Motion | Pages 22-23 | See Linked Version

Einstein asserted that the speed of light--186,282 miles per second--remains constant and can never be exceeded.

This theory has peculiar consequences. For example, if that unicyclist could pedal past you at 87 percent the speed of light, you would see him and his unicycle shrink to half their usual lengths. You would see his clock run at half the speed as your own. Further, his mass would be twice as large as when he stands still next to you. These bizarre relativistic effects are important in particle colliders, where physicists boost electrons and protons near the speed of light. They also dictate the behaviors of quasars and other superenergetic objects in the universe, which can expel matter at extremely high speeds.

On Earth special relativity rarely comes into play. Newton's laws suffice for most of our day-to-day activities. Among the exceptions are satellites that use exquisitely accurate clocks, such as those in the Global Positioning System. These satellites orbit the planet at thousands of miles per hour. Their clocks slow down a tiny bit relative to those on the ground, just enough to ruin the precision of their measurements if we ignore the effect.

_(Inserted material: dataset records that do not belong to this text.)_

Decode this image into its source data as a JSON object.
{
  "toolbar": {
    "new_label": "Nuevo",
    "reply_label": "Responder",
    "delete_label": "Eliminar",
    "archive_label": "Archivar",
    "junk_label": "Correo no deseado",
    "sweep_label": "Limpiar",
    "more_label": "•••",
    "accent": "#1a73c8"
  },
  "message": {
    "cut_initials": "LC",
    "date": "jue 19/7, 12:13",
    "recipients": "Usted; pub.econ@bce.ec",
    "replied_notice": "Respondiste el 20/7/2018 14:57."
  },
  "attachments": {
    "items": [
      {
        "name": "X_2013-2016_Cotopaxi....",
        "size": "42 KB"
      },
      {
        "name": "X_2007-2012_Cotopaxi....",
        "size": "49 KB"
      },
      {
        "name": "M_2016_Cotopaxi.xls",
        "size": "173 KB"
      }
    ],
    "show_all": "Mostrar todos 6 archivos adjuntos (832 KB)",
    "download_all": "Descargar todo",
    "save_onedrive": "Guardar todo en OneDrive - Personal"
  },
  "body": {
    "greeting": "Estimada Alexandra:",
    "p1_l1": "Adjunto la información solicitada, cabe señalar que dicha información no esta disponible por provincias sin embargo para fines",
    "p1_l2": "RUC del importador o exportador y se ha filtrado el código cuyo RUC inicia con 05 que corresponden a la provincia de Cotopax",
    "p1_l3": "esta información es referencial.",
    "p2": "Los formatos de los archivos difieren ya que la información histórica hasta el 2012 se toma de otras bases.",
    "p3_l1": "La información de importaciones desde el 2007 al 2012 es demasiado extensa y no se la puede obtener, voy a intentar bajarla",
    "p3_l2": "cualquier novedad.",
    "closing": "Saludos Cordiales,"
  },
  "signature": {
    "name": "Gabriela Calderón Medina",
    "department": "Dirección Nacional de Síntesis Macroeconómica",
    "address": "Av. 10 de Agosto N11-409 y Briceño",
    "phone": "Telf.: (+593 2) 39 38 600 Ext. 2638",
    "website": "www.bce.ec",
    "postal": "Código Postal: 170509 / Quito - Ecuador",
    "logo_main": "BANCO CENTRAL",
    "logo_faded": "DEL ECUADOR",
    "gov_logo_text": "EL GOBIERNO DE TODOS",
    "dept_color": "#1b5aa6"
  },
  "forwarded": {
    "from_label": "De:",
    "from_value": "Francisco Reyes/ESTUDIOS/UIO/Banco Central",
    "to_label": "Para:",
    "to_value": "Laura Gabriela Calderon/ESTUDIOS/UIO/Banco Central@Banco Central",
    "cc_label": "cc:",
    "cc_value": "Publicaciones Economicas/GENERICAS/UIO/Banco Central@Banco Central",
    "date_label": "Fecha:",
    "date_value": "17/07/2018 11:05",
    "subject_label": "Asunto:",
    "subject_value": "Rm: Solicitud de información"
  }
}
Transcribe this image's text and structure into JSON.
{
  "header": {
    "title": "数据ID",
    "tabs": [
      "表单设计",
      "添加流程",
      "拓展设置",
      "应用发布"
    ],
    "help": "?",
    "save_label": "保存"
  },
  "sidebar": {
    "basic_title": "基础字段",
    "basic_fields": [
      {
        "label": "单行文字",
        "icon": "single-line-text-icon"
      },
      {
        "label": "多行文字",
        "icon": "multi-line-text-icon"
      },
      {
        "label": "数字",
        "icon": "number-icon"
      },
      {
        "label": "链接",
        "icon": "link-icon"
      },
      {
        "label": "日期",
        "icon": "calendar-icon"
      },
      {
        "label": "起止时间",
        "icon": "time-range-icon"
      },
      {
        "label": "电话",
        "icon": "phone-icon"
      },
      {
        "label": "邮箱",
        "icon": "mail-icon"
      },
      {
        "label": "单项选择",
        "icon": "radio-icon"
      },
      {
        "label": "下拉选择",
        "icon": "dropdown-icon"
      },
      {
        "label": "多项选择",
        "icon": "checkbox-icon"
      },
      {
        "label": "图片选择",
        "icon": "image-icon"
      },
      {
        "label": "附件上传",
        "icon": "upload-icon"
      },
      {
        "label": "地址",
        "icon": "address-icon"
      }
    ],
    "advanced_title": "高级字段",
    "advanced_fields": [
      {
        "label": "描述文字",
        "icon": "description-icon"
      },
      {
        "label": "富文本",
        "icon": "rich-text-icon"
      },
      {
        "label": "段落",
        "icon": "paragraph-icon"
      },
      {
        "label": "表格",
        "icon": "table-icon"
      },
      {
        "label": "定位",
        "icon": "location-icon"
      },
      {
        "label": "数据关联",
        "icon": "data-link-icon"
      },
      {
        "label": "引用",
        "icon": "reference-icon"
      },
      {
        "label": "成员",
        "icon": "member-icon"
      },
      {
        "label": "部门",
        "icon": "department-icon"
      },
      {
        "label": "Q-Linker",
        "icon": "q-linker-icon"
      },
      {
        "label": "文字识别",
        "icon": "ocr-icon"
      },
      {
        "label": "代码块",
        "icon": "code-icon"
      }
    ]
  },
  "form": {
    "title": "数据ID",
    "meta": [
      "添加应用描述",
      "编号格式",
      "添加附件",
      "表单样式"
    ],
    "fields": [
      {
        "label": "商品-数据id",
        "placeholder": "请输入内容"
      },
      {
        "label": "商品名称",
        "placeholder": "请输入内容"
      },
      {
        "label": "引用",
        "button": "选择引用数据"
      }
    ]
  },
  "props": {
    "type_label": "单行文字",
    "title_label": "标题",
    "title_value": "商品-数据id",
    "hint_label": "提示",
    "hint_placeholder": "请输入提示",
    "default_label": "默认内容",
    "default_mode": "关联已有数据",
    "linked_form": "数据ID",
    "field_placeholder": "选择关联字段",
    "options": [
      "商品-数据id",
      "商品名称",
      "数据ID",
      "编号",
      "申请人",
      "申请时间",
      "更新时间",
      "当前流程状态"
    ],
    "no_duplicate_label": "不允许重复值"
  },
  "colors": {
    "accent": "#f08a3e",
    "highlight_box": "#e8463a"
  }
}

The constant speed of light has another profound implication for our studies of the universe. On Earth we don't notice a delay as light travels from an object to our eyes. After all, a light beam can dash around the globe nearly eight times a second. But light's fixed speed begins to matter away from our planet. Light from the Sun takes about eight minutes to get here. We never see the Sun as it is now, only as it was eight minutes ago. Similarly, we see the next nearest star, Proxima Centauri, as it was 4.1 years ago--the amount of time its light takes to reach us. We see the nearest big galaxy, Andromeda, as it existed more than 2 million years ago. The light from ever more distant galaxies takes billions of years to reach us, from a time when the universe itself was still young. Indeed, our giant telescopes are the time machines into the past that Jules Verne dreamed about--with the disappointing exception that we cannot physically travel through those portals.

Newton's laws also cease to operate reliably at submicroscopic scales. In the world of Galileo and Newton, one object orbiting another behaves much like a cat on a ramp. It can walk up or down the ramp, pausing at any level it likes. But when physicists early in this century scrutinized the behaviors of atoms, they realized that only certain motions and energies are allowed. All others are forbidden. In this world, an electron orbiting the nucleus of an atom behaves more like a kangaroo on a (continued)

The Relativity of Time, Mass, and Length

Most aspects of the physical world can be described in terms of three quantities that we would normally consider easily measured: time, distance, and mass. According to Einstein's relativity theory, however, most measurements are not absolute. Contrary to ordinary experience, they depend on the frame of reference of whoever is doing the measuring--that is, on the location and motions of the observer. This is especially true at speeds approaching the speed of light.

The first assumption of special relativity theory is that observers inside a uniformly moving frame of reference will perceive physical events within their frame to be unaffected by its motion. But when observers look outside their own frame, its motion will affect what they see. This is the direct result of the theory's second assumption: that the speed of light is constant for all observers in uniform motion.

Observers moving at different speeds relative to a light source thus will receive the light at different times and will be unable to agree that given events occur simultaneously. Without simultaneity we can make no comparison against a standard, such as determining the accuracy of clocks or matching both ends of a train to a length of track.


An observer aboard a train with a tall clocklike device that sends pulses of light from the top to the bottom of the clock face sees the light pulse at the same rate whether the train is moving or not (right,top). But to an observer standing at the station, the moving train's light clock runs slow. Movement causes each light pulse to travel in the direction of motion as well as from top to bottom, resulting in a long diagonal path (right, bottom). Since the speed of light is fixed, the light pulse takes longer to reach the end of its path. The faster the train, the longer the path and slower the clock.


According to relativity theory, an object's mass (indicated here by degree of opacity) increases with its velocity, a phenomenon that has been verified in particle accelerators. The mass of a vehicle traveling at half the speed of light--nearly 20,000 times the normal orbiting velocity of the Space Shuttle--increases only 15 percent. (For simplicity, other relativistic effects are not shown here.) At 70 percent of the speed of light, the mass increases 40 percent. But at the speed of light an object's mass would be infinite.